◆ **Materials provided**:

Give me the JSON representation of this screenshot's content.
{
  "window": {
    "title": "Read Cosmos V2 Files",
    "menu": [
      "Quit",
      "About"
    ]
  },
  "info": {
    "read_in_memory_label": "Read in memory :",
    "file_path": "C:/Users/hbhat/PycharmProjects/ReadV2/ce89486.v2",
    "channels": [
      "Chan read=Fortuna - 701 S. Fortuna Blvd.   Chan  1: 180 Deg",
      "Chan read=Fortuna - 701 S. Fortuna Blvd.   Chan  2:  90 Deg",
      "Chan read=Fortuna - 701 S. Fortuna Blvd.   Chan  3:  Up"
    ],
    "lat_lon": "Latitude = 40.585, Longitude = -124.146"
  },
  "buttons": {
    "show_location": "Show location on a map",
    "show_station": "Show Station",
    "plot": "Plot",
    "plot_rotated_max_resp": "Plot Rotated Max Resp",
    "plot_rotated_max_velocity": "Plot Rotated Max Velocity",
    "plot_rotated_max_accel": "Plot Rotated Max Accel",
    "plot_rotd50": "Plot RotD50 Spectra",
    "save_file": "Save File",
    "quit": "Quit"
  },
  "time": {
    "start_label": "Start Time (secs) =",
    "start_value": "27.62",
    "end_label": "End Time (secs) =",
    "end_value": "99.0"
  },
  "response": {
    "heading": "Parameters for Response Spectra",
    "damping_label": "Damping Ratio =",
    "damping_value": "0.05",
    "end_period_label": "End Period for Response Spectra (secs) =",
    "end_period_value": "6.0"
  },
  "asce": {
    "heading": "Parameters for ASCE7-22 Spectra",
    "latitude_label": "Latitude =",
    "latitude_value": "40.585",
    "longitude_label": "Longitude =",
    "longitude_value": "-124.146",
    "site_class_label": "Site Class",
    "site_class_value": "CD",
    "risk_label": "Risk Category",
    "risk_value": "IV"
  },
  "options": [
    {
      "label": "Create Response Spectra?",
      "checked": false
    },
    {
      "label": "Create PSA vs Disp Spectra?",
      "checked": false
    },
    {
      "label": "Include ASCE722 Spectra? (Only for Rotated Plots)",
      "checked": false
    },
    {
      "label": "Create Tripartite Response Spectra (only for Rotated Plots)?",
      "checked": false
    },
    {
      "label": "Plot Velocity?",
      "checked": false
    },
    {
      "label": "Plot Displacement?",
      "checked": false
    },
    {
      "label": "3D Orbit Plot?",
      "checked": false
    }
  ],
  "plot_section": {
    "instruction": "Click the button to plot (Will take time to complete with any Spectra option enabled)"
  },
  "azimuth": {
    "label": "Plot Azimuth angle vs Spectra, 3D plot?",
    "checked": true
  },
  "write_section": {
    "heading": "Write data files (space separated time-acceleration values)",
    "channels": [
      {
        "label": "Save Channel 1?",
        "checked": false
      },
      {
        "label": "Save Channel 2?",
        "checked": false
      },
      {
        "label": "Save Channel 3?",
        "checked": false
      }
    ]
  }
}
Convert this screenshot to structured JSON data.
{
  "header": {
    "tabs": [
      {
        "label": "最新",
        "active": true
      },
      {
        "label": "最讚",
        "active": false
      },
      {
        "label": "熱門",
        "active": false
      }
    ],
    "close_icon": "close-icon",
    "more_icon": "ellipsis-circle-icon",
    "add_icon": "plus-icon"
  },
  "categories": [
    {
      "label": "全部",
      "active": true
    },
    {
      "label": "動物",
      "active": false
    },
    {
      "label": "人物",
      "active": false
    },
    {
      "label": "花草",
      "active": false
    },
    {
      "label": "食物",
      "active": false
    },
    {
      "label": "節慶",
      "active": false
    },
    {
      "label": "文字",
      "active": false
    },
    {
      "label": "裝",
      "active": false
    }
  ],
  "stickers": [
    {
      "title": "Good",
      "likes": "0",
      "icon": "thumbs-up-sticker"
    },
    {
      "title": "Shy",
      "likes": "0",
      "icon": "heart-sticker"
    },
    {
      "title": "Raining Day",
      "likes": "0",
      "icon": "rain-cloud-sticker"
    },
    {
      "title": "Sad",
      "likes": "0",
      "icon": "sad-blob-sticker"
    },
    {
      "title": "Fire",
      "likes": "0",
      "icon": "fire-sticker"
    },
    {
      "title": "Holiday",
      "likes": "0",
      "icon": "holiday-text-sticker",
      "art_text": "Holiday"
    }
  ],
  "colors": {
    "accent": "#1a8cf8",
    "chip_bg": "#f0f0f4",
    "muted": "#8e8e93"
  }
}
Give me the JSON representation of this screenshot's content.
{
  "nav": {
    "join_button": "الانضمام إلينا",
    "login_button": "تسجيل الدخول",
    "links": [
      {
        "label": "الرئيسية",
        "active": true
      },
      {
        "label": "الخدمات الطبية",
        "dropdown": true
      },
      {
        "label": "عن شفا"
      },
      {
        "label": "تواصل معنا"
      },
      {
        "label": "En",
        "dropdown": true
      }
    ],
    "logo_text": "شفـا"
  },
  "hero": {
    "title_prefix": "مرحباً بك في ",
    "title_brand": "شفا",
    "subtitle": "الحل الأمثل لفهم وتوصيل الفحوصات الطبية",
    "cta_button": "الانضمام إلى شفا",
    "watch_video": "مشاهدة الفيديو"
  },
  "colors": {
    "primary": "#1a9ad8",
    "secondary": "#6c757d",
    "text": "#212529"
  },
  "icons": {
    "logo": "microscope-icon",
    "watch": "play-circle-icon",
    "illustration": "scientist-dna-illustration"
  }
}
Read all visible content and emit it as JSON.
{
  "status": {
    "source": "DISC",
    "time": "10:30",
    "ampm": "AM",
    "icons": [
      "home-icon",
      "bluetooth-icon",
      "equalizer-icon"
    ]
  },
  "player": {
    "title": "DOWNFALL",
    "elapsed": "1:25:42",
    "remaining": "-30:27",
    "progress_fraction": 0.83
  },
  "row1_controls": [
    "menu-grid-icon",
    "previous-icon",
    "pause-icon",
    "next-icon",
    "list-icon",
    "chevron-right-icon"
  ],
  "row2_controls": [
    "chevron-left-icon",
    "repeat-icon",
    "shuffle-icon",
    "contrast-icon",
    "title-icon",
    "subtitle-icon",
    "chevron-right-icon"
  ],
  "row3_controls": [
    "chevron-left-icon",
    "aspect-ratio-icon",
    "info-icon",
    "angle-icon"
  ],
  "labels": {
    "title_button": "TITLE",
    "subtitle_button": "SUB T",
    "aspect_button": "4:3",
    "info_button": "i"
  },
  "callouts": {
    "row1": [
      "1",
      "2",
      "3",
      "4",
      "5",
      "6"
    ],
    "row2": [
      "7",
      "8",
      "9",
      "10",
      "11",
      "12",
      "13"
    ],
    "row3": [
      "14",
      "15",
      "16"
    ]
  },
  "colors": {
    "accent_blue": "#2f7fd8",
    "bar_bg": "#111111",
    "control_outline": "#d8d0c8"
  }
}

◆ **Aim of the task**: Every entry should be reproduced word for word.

◆ **Response for this exercise**:
Give me the JSON representation of this screenshot's content.
{
  "window": {
    "title": "Read Cosmos V2 Files",
    "menu": [
      "Quit",
      "About"
    ]
  },
  "info": {
    "read_in_memory_label": "Read in memory :",
    "file_path": "C:/Users/hbhat/PycharmProjects/ReadV2/ce89486.v2",
    "channels": [
      "Chan read=Fortuna - 701 S. Fortuna Blvd.   Chan  1: 180 Deg",
      "Chan read=Fortuna - 701 S. Fortuna Blvd.   Chan  2:  90 Deg",
      "Chan read=Fortuna - 701 S. Fortuna Blvd.   Chan  3:  Up"
    ],
    "lat_lon": "Latitude = 40.585, Longitude = -124.146"
  },
  "buttons": {
    "show_location": "Show location on a map",
    "show_station": "Show Station",
    "plot": "Plot",
    "plot_rotated_max_resp": "Plot Rotated Max Resp",
    "plot_rotated_max_velocity": "Plot Rotated Max Velocity",
    "plot_rotated_max_accel": "Plot Rotated Max Accel",
    "plot_rotd50": "Plot RotD50 Spectra",
    "save_file": "Save File",
    "quit": "Quit"
  },
  "time": {
    "start_label": "Start Time (secs) =",
    "start_value": "27.62",
    "end_label": "End Time (secs) =",
    "end_value": "99.0"
  },
  "response": {
    "heading": "Parameters for Response Spectra",
    "damping_label": "Damping Ratio =",
    "damping_value": "0.05",
    "end_period_label": "End Period for Response Spectra (secs) =",
    "end_period_value": "6.0"
  },
  "asce": {
    "heading": "Parameters for ASCE7-22 Spectra",
    "latitude_label": "Latitude =",
    "latitude_value": "40.585",
    "longitude_label": "Longitude =",
    "longitude_value": "-124.146",
    "site_class_label": "Site Class",
    "site_class_value": "CD",
    "risk_label": "Risk Category",
    "risk_value": "IV"
  },
  "options": [
    {
      "label": "Create Response Spectra?",
      "checked": false
    },
    {
      "label": "Create PSA vs Disp Spectra?",
      "checked": false
    },
    {
      "label": "Include ASCE722 Spectra? (Only for Rotated Plots)",
      "checked": false
    },
    {
      "label": "Create Tripartite Response Spectra (only for Rotated Plots)?",
      "checked": false
    },
    {
      "label": "Plot Velocity?",
      "checked": false
    },
    {
      "label": "Plot Displacement?",
      "checked": false
    },
    {
      "label": "3D Orbit Plot?",
      "checked": false
    }
  ],
  "plot_section": {
    "instruction": "Click the button to plot (Will take time to complete with any Spectra option enabled)"
  },
  "azimuth": {
    "label": "Plot Azimuth angle vs Spectra, 3D plot?",
    "checked": true
  },
  "write_section": {
    "heading": "Write data files (space separated time-acceleration values)",
    "channels": [
      {
        "label": "Save Channel 1?",
        "checked": false
      },
      {
        "label": "Save Channel 2?",
        "checked": false
      },
      {
        "label": "Save Channel 3?",
        "checked": false
      }
    ]
  }
}
Convert this screenshot to structured JSON data.
{
  "header": {
    "tabs": [
      {
        "label": "最新",
        "active": true
      },
      {
        "label": "最讚",
        "active": false
      },
      {
        "label": "熱門",
        "active": false
      }
    ],
    "close_icon": "close-icon",
    "more_icon": "ellipsis-circle-icon",
    "add_icon": "plus-icon"
  },
  "categories": [
    {
      "label": "全部",
      "active": true
    },
    {
      "label": "動物",
      "active": false
    },
    {
      "label": "人物",
      "active": false
    },
    {
      "label": "花草",
      "active": false
    },
    {
      "label": "食物",
      "active": false
    },
    {
      "label": "節慶",
      "active": false
    },
    {
      "label": "文字",
      "active": false
    },
    {
      "label": "裝",
      "active": false
    }
  ],
  "stickers": [
    {
      "title": "Good",
      "likes": "0",
      "icon": "thumbs-up-sticker"
    },
    {
      "title": "Shy",
      "likes": "0",
      "icon": "heart-sticker"
    },
    {
      "title": "Raining Day",
      "likes": "0",
      "icon": "rain-cloud-sticker"
    },
    {
      "title": "Sad",
      "likes": "0",
      "icon": "sad-blob-sticker"
    },
    {
      "title": "Fire",
      "likes": "0",
      "icon": "fire-sticker"
    },
    {
      "title": "Holiday",
      "likes": "0",
      "icon": "holiday-text-sticker",
      "art_text": "Holiday"
    }
  ],
  "colors": {
    "accent": "#1a8cf8",
    "chip_bg": "#f0f0f4",
    "muted": "#8e8e93"
  }
}
Give me the JSON representation of this screenshot's content.
{
  "nav": {
    "join_button": "الانضمام إلينا",
    "login_button": "تسجيل الدخول",
    "links": [
      {
        "label": "الرئيسية",
        "active": true
      },
      {
        "label": "الخدمات الطبية",
        "dropdown": true
      },
      {
        "label": "عن شفا"
      },
      {
        "label": "تواصل معنا"
      },
      {
        "label": "En",
        "dropdown": true
      }
    ],
    "logo_text": "شفـا"
  },
  "hero": {
    "title_prefix": "مرحباً بك في ",
    "title_brand": "شفا",
    "subtitle": "الحل الأمثل لفهم وتوصيل الفحوصات الطبية",
    "cta_button": "الانضمام إلى شفا",
    "watch_video": "مشاهدة الفيديو"
  },
  "colors": {
    "primary": "#1a9ad8",
    "secondary": "#6c757d",
    "text": "#212529"
  },
  "icons": {
    "logo": "microscope-icon",
    "watch": "play-circle-icon",
    "illustration": "scientist-dna-illustration"
  }
}
Read all visible content and emit it as JSON.
{
  "status": {
    "source": "DISC",
    "time": "10:30",
    "ampm": "AM",
    "icons": [
      "home-icon",
      "bluetooth-icon",
      "equalizer-icon"
    ]
  },
  "player": {
    "title": "DOWNFALL",
    "elapsed": "1:25:42",
    "remaining": "-30:27",
    "progress_fraction": 0.83
  },
  "row1_controls": [
    "menu-grid-icon",
    "previous-icon",
    "pause-icon",
    "next-icon",
    "list-icon",
    "chevron-right-icon"
  ],
  "row2_controls": [
    "chevron-left-icon",
    "repeat-icon",
    "shuffle-icon",
    "contrast-icon",
    "title-icon",
    "subtitle-icon",
    "chevron-right-icon"
  ],
  "row3_controls": [
    "chevron-left-icon",
    "aspect-ratio-icon",
    "info-icon",
    "angle-icon"
  ],
  "labels": {
    "title_button": "TITLE",
    "subtitle_button": "SUB T",
    "aspect_button": "4:3",
    "info_button": "i"
  },
  "callouts": {
    "row1": [
      "1",
      "2",
      "3",
      "4",
      "5",
      "6"
    ],
    "row2": [
      "7",
      "8",
      "9",
      "10",
      "11",
      "12",
      "13"
    ],
    "row3": [
      "14",
      "15",
      "16"
    ]
  },
  "colors": {
    "accent_blue": "#2f7fd8",
    "bar_bg": "#111111",
    "control_outline": "#d8d0c8"
  }
}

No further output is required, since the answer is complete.